Monday, March 7, 2016
Flyleaf Books, 752 Martin Luther King, Jr. Blvd, Chapel Hill, NC 27514 (Directions)
All are welcome to a discussion at Chapel Hill's Flyleaf Books with Duke University professor Jedediah Purdy and Rice University post-doctoral fellow Roy Scranton about their recent books on the anthropocene and their differing views about the possibility for a peaceful and rich human future. The discussion will be moderated by David Graham (Duke '09), staff writer at The Atlantic. Flyer available here.
Scranton's and Purdy's books have been featured together in recent reviews and debates concerning the future of humanity in the anthropocene:
"Impurity: Two Books on the Anthropocene," by Rebecca Tuhus-Dubrow, Los Angeles Review of Books, November 30, 2015.
"Forum: The New Nature," Boston Review, January 11, 2016. Featuring Jedediah Purdy opening the debate, with responses by Jo Guldi, Robert Paarlberg, David Keith, Ugo Mattei, Paul Waldau, Jairus Grove, Andreas Malm, Anna Tsing, Vandana Shiva, and Roy Scranton
Jedediah Purdy, Robinson O. Everett Professor of Law at Duke University, teaches constitutional, environmental, and property law and writes in all of these areas. He also teaches legal theory and writes on issues at the intersection of law and social and political thought.

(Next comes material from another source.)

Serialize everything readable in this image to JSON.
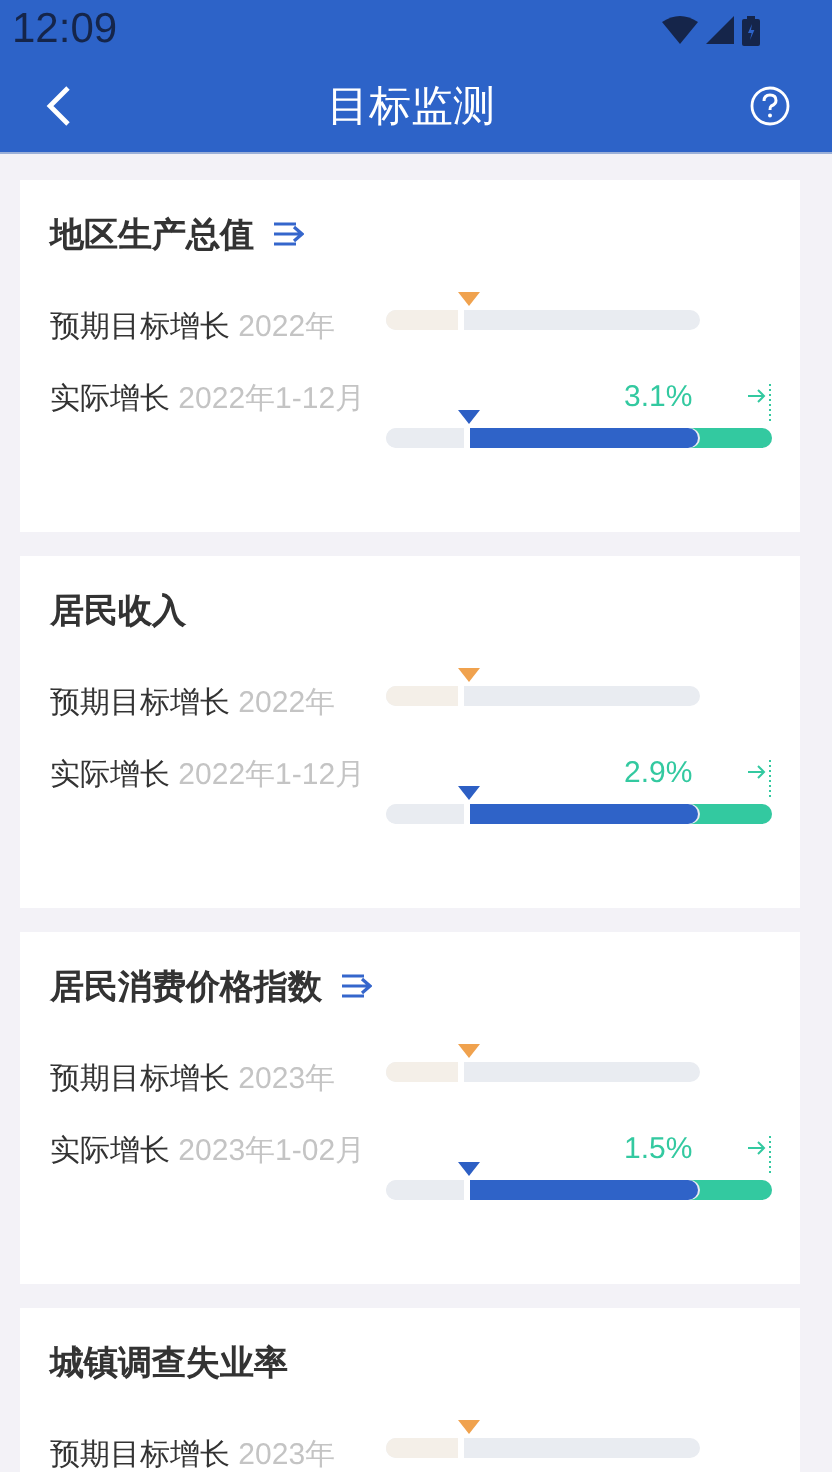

He is the author of five books, including a trilogy on American political identity, which concluded with A Tolerable Anarchy (2009), all from Knopf. The Meaning of Property appeared in 2010 from Yale University Press. He has published many essays in publications including The Atlantic Monthly, The New Yorker, Dissent, The New Republic, The New York Times Op Ed Page and Book Review, Die Zeit, and Democracy Journal, and his legal scholarship has appeared in the Yale Law Journal, University of Chicago Law Review, Duke Law Journal, Cornell Law Review, and Harvard Environmental Law Review, among others. His most recent book is After Nature: A Politics for the Anthropocene.
University of Notre Dame
Roy Scranton is the author of Learning to Die in the Anthropocene: Reflections on the End of Civilization, co-editor of Fire and Forget: Short Stories from the Long War. His essays, articles, and reviews have been published in Rolling Stone, the New York Times, The Nation, and elsewhere. He holds an MA in Liberal Studies from the New School for Social Research and a PhD in English from Princeton, was a post-doctoral research fellow at the Center for Energy and Environmental Research in the Human Science at Rice University, and recently joined the faculty at the University of Notre Dame as assistant professor of English. His current scholarly project is on the politics of trauma in American World War II literature. His Iraq war novel, War Porn, was released in summer 2016 by Soho Press.